TRY IT:
Search the records below for the word "Hygienist", then return every line where it appears.

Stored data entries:

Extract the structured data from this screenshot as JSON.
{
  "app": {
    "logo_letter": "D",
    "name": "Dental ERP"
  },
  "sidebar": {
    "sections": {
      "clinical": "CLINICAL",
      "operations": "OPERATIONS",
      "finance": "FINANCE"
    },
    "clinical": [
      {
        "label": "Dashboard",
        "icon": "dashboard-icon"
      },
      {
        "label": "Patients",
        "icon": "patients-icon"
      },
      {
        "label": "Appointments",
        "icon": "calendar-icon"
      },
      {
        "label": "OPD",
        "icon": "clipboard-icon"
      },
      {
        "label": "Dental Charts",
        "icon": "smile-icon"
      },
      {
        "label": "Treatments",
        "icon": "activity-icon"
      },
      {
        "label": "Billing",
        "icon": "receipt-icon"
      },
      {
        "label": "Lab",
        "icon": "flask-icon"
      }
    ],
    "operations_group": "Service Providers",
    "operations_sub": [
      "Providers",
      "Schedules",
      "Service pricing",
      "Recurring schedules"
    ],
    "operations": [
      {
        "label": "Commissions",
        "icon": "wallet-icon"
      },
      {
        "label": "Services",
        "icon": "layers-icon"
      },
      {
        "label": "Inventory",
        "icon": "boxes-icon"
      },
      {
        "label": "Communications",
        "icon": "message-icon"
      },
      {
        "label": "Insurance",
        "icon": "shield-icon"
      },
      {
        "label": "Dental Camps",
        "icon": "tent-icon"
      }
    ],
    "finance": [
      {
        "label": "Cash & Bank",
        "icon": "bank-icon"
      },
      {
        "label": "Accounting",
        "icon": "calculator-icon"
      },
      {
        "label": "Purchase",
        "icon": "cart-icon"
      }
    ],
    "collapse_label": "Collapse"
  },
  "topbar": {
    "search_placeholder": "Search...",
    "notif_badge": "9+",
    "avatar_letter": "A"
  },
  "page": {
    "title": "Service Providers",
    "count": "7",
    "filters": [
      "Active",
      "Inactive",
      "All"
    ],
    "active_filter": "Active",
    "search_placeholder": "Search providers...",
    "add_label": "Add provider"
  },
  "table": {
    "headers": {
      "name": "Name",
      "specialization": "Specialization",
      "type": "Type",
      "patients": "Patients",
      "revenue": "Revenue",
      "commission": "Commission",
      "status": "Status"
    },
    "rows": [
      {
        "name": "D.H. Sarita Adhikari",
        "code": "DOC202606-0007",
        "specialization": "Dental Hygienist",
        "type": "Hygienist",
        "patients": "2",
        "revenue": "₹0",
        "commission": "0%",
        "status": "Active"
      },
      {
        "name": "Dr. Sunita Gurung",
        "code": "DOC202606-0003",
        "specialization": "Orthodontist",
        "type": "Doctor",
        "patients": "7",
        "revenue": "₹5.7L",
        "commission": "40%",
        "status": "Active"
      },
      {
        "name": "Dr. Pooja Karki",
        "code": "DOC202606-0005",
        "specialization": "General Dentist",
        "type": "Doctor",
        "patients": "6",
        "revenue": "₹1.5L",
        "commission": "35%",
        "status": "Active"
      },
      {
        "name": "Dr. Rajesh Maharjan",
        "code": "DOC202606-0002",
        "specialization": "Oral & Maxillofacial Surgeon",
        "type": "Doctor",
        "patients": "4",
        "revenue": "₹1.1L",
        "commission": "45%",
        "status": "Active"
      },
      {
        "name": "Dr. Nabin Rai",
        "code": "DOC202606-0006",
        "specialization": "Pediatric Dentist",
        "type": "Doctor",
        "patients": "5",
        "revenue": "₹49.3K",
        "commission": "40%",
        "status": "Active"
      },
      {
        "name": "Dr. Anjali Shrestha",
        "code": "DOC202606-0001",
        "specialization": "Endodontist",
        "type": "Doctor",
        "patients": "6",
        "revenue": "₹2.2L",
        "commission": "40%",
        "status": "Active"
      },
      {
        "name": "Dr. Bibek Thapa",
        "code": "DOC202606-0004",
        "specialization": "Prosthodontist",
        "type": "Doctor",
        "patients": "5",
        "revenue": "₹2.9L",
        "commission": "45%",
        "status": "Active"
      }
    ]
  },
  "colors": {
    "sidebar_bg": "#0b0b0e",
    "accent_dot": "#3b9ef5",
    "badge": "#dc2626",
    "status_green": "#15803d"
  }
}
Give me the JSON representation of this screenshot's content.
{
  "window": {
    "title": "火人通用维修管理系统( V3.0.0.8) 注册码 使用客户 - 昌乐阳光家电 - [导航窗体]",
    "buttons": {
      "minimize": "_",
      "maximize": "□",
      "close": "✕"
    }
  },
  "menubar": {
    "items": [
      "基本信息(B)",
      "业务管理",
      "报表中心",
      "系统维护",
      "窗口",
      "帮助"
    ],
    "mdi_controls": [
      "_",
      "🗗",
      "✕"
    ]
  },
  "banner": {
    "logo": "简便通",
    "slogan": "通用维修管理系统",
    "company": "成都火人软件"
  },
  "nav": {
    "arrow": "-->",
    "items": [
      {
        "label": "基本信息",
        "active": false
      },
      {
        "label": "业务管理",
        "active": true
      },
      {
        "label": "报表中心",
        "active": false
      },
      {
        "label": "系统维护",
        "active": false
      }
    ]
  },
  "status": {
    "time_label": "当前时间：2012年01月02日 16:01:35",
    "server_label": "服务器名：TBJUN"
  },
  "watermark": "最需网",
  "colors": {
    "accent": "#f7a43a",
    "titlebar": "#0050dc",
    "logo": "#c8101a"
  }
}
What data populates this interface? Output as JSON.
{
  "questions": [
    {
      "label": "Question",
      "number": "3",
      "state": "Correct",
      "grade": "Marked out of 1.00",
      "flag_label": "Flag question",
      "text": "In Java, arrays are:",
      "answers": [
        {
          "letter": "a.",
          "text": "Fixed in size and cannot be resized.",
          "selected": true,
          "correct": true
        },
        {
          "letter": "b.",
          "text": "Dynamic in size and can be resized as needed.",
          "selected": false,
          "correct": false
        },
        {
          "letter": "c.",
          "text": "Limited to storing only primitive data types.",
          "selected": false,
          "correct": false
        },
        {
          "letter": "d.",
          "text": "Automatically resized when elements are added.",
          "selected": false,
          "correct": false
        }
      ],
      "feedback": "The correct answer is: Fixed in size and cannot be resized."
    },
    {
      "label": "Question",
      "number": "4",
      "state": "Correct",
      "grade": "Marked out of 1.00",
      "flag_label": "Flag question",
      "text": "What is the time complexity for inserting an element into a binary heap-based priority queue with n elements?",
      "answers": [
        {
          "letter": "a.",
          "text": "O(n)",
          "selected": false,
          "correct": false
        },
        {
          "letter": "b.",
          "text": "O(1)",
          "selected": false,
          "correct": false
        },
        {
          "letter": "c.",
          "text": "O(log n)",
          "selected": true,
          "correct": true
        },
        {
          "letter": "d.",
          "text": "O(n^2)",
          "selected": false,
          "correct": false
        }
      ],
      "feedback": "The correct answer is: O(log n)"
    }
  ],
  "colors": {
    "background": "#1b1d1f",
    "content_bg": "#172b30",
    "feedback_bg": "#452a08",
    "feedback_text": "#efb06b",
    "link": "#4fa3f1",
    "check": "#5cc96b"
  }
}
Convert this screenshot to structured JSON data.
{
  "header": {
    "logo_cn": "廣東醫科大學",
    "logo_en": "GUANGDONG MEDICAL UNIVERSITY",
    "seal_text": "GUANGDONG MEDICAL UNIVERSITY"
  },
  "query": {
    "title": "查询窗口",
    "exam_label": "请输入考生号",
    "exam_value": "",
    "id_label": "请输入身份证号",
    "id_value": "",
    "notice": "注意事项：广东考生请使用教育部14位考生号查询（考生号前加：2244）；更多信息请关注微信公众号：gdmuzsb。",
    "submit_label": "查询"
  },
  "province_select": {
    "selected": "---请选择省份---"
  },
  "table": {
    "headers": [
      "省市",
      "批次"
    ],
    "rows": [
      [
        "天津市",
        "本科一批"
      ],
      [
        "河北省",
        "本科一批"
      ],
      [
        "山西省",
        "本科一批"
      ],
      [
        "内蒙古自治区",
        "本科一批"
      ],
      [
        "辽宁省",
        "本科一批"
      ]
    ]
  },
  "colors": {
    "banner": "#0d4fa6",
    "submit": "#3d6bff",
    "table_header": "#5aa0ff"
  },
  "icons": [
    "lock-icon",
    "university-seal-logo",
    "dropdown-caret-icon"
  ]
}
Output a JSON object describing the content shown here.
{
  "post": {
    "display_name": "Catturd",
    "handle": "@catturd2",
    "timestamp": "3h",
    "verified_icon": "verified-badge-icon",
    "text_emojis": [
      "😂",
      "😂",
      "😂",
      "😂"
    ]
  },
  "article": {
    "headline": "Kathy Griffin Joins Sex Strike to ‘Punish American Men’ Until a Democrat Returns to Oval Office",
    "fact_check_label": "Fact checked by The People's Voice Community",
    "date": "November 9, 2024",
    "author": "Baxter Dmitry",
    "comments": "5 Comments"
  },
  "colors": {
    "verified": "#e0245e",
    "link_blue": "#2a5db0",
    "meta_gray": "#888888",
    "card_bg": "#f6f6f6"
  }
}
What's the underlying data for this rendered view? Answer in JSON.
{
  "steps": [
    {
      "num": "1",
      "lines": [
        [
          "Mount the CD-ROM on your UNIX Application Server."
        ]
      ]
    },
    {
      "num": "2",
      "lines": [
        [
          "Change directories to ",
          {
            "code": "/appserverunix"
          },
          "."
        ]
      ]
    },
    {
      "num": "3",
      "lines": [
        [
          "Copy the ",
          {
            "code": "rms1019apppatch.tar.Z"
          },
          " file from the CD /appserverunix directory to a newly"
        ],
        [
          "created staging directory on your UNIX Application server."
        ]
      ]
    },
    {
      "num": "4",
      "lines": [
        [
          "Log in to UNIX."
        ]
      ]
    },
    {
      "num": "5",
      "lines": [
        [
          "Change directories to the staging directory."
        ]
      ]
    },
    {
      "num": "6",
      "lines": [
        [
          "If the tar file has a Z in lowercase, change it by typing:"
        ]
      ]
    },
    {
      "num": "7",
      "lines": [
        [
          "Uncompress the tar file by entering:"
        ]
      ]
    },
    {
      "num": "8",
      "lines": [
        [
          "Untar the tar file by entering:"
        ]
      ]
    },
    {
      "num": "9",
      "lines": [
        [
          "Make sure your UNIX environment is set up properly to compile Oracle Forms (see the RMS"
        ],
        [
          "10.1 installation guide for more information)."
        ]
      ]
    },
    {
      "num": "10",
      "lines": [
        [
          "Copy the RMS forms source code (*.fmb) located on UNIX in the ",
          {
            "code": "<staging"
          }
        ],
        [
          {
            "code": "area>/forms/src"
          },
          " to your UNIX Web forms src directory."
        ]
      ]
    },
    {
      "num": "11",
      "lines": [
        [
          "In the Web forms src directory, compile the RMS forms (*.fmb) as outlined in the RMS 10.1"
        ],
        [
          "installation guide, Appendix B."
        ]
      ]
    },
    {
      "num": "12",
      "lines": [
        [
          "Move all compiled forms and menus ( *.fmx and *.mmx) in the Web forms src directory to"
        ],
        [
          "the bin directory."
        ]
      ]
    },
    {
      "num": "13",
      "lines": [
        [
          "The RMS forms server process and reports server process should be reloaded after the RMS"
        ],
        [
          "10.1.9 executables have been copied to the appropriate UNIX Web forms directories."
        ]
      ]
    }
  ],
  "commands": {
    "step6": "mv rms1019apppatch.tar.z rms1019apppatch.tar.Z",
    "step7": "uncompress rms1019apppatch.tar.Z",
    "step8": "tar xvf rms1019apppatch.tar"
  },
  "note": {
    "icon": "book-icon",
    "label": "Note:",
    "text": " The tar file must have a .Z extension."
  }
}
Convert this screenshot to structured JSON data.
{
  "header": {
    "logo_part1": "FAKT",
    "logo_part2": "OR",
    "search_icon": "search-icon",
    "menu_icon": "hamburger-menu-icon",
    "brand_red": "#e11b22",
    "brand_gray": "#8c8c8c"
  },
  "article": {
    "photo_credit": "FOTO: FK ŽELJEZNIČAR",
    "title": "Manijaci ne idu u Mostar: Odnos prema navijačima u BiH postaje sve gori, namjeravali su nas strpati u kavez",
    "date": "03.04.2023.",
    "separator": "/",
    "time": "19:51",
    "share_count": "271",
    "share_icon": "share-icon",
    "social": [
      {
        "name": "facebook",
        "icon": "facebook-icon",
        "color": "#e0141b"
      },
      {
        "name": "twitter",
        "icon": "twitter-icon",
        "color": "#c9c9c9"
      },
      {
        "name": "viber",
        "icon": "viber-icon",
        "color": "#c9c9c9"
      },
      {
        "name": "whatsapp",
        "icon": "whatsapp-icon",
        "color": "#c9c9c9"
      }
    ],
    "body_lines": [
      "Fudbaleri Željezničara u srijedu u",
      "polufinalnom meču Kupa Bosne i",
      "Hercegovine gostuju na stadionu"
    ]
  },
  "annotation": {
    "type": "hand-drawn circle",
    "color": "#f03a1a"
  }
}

TASK OUTPUT:
        "specialization": "Dental Hygienist",
        "type": "Hygienist",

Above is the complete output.